Studies reveal that Coenzyme Q10 pills cut death rates among heart failure patients.
IF you are concerned about your heart health or suffer from constant fatigue, then you will find this article interesting.
You probably already know that Coenzyme Q10 (CoQ10) is produced naturally in your body and plays a critical role in survival.
CoQ10 is the “spark plug” that ignites energy production in virtually every one of your 100 trillion cells. Without it, you will have no energy, which means no life!
Scientific evidence is mounting that CoQ10 may be a useful tool to improve cellular energy levels and fight the ravages of cardiovascular disease.
According to the latest results of a multicentre randomised double-blind trial presented at the Heart Failure Congress 2013 of the European Society of Cardiology Congress in Lisbon, Portugal, CoQ10 supplementation cut death rates of heart failure patients by half.
It is the first pill to improve survival in chronic heart failure since ACE inhibitors and beta blockers were inroduced more than a decade ago, and should be added to standard heart failure therapy, says lead author Professor Svend Aage Mortensen (Copenhagen University Hospital, Denmark).
He said: “Other heart failure medications block rather than enhance cellular processes, and may have side-effects.
“Supplementation with CoQ10, which is a natural and safe substance, corrects a deficiency in the body and blocks the vicious metabolic cycle in chronic heart failure called the energy-starved heart.”
Considering this latest finding, those with existing heart conditions might want to seek the advice of their doctor if they have not been prescribed CoQ10 previously.
Many people however, are not aware that CoQ10 exists in two forms in our body. The body makes the regular form (ubiquinone), and then converts it into the active form (ubiquinol), which then renders CoQ10 into a lipid-soluble antioxidant.
But, once past 50 years of age, the body’s CoQ10 production drops drastically. Our ability to convert regular CoQ10 to the active form also diminishes. Both forms of CoQ10 are important, but they have different roles to play in the body.
Besides increasing energy levels, CoQ10’s antioxidant properties protect the body from harmful free radical damage.

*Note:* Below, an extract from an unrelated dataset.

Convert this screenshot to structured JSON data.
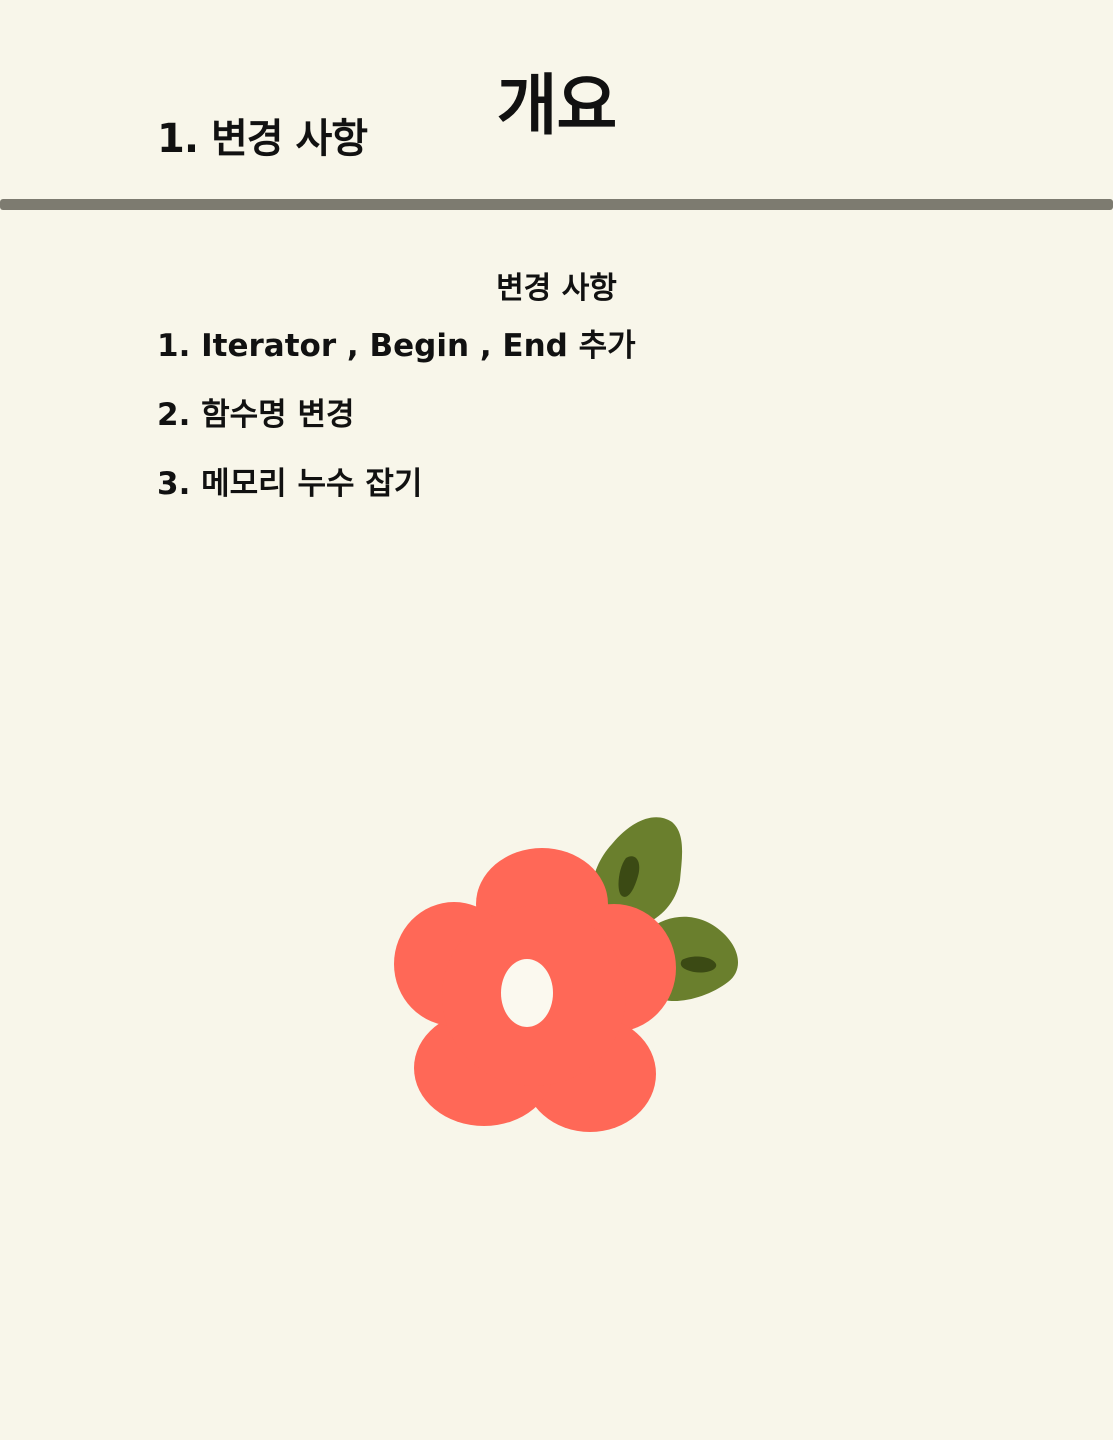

When the body’s organs are overwhelmed by free radical attack, we are exposed to chronic degenerative diseases such as heart disease, diabetes, Alzheimer’s, Parkinson disease, etc.
Singaporean researchers found in one study that diabetics have approximately 75% less active form of CoQ10 compared to non-diabetics. This study clearly demonstrates that diabetics used up more of the active form of CoQ10 to combat free radicals.

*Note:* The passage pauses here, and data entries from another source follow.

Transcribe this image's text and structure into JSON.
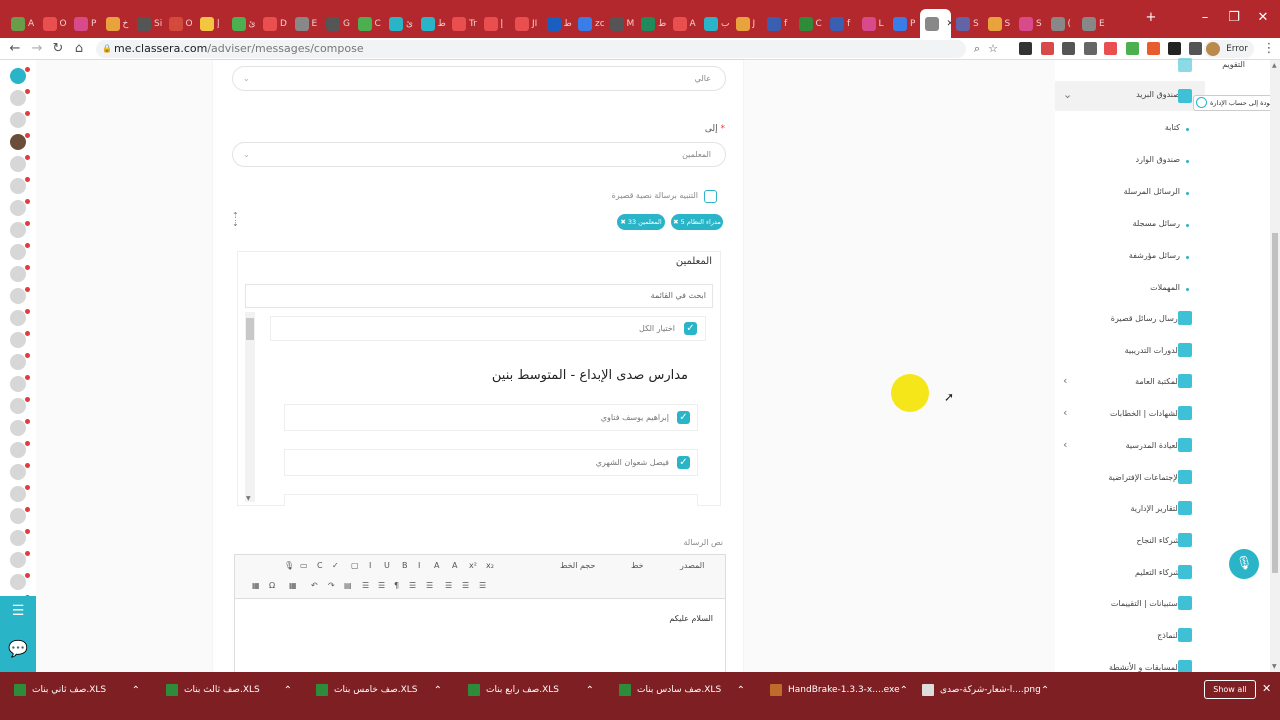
{
  "browser": {
    "tabs": [
      {
        "label": "A",
        "color": "#6a9d4a"
      },
      {
        "label": "O",
        "color": "#e94f4f"
      },
      {
        "label": "P",
        "color": "#d84a8b"
      },
      {
        "label": "خ",
        "color": "#e8a33c"
      },
      {
        "label": "Si",
        "color": "#555"
      },
      {
        "label": "O",
        "color": "#d34a3c"
      },
      {
        "label": "إ",
        "color": "#f4c542"
      },
      {
        "label": "ئ",
        "color": "#4caf50"
      },
      {
        "label": "D",
        "color": "#e94f4f"
      },
      {
        "label": "E",
        "color": "#888"
      },
      {
        "label": "G",
        "color": "#555"
      },
      {
        "label": "C",
        "color": "#4caf50"
      },
      {
        "label": "ئ",
        "color": "#2ab4c8"
      },
      {
        "label": "ط",
        "color": "#2ab4c8"
      },
      {
        "label": "Tr",
        "color": "#e94f4f"
      },
      {
        "label": "إ",
        "color": "#e94f4f"
      },
      {
        "label": "JI",
        "color": "#e94f4f"
      },
      {
        "label": "ط",
        "color": "#1a5fbf"
      },
      {
        "label": "zc",
        "color": "#3a7de8"
      },
      {
        "label": "M",
        "color": "#555"
      },
      {
        "label": "ط",
        "color": "#1e8c5a"
      },
      {
        "label": "A",
        "color": "#e94f4f"
      },
      {
        "label": "ب",
        "color": "#2ab4c8"
      },
      {
        "label": "J",
        "color": "#e8a33c"
      },
      {
        "label": "f",
        "color": "#3a5fb0"
      },
      {
        "label": "C",
        "color": "#2e8b3a"
      },
      {
        "label": "f",
        "color": "#3a5fb0"
      },
      {
        "label": "L",
        "color": "#d84a8b"
      },
      {
        "label": "P",
        "color": "#3a7de8"
      },
      {
        "label": "",
        "color": "#888"
      },
      {
        "label": "S",
        "color": "#6264a7"
      },
      {
        "label": "S",
        "color": "#e8a33c"
      },
      {
        "label": "S",
        "color": "#d84a8b"
      },
      {
        "label": "(",
        "color": "#888"
      },
      {
        "label": "E",
        "color": "#888"
      }
    ],
    "new_tab": "+",
    "url_host": "me.classera.com",
    "url_path": "/adviser/messages/compose",
    "profile_label": "Error"
  },
  "compose": {
    "top_select": "عالي",
    "to_label": "إلى",
    "to_required": "*",
    "to_select": "المعلمين",
    "sms_notify_label": "التنبيه برسالة نصية قصيرة",
    "chips": [
      "✖ مدراء النظام 5",
      "✖ المعلمين 33"
    ],
    "list_title": "المعلمين",
    "search_placeholder": "ابحث في القائمة",
    "select_all": "اختيار الكل",
    "school_name": "مدارس صدى الإبداع - المتوسط بنين",
    "teachers": [
      "إبراهيم يوسف فتاوي",
      "فيصل شعوان الشهري"
    ],
    "message_label": "نص الرسالة",
    "toolbar": {
      "source": "المصدر",
      "font": "خط",
      "font_size": "حجم الخط"
    },
    "message_body": "السلام عليكم"
  },
  "sidebar": {
    "calendar": "التقويم",
    "inbox_parent": "صندوق البريد",
    "tooltip": "العودة إلى حساب الإدارة",
    "mail_sub": [
      "كتابة",
      "صندوق الوارد",
      "الرسائل المرسلة",
      "رسائل مسجلة",
      "رسائل مؤرشفة",
      "المهملات"
    ],
    "items": [
      "إرسال رسائل قصيرة",
      "الدورات التدريبية",
      "المكتبة العامة",
      "الشهادات | الخطابات",
      "العيادة المدرسية",
      "الإجتماعات الإفتراضية",
      "التقارير الإدارية",
      "شركاء النجاح",
      "شركاء التعليم",
      "استبيانات | التقييمات",
      "النماذج",
      "المسابقات و الأنشطة"
    ],
    "accent": "#3ec1d6"
  },
  "taskbar": {
    "items": [
      "صف ثاني بنات.XLS",
      "صف ثالث بنات.XLS",
      "صف خامس بنات.XLS",
      "صف رابع بنات.XLS",
      "صف سادس بنات.XLS",
      "HandBrake-1.3.3-x....exe",
      "شعار-شركة-صدى-l....png"
    ],
    "show_all": "Show all"
  }
}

Statins are cholesterol-lowering drugs that also happen to affect CoQ10 levels by blocking the pathway involved in cholesterol production – the same pathway by which CoQ10 is produced.
This known fact has made Canadian health authorities require that statins sold in Canada carry a precautionary warning regarding CoQ10 depletion.
As your body gets more and more depleted of CoQ10, you may suffer from fatigue, muscle weakness and soreness, and eventually heart failure.
So if you’re taking statin drugs, it’s vital that you take active CoQ10 for preventing serious statin-induced health problems.
The active form of CoQ10 is the predominant form in a healthy body.
Clinical trials have shown that the active form is more easily absorbed than regular CoQ10.
However, most CoQ10 supplements in the market are in the regular form.
Therefore, if your body is already losing its ability to convert regular CoQ10 into the active form due to age, taking these supplements might not increase the amount of active CoQ10 in your body.
Since active CoQ10 is such a powerful antioxidant, it is easily oxidised in the air, and is a challenge to keep stable in a dietary supplement.
This is why, despite knowing about the active form, scientists and researchers could not produce a stable form outside the body. It took them more than a decade to stabilise the active form for use in supplements.
Check your CoQ10 supplement label, and if it states ubiquinone or ubicarenone, you are taking the regular form. If you are unsure, ask your pharmacist.
1. S.A. Mortensen, A. Kumar, P. Dolliner, et.al. The effect of Coenzyme Q10 on morbidity and mortality in chronic heart failure. Results from the Q-SYMBIO study. May 25, 2013. Presented at Heart Failure 2013 Final Programme Number 440. The full title of the Q-SYMBIO study is: Coenzyme Q10 as adjunctive treatment of chronic heart failure: a randomised double blind multicentre trial with focus on the changes in symptoms, biomarker status with BNP and long term outcome”.
2. Heart Failure 2013
This article is courtesy of Live-well Nutraceuticals. For more information, please consult your pharmacist or e-mail firstname.lastname@example.org. The information provided is for educational purposes only and should not be considered as medical advice. The Star does not give any warranty on accuracy, completeness, functionality, usefulness or other assurances as to the content appearing in this column. The Star disclaims all responsibility for any losses, damage to property or personal injury suffered directly or indirectly from reliance on such information.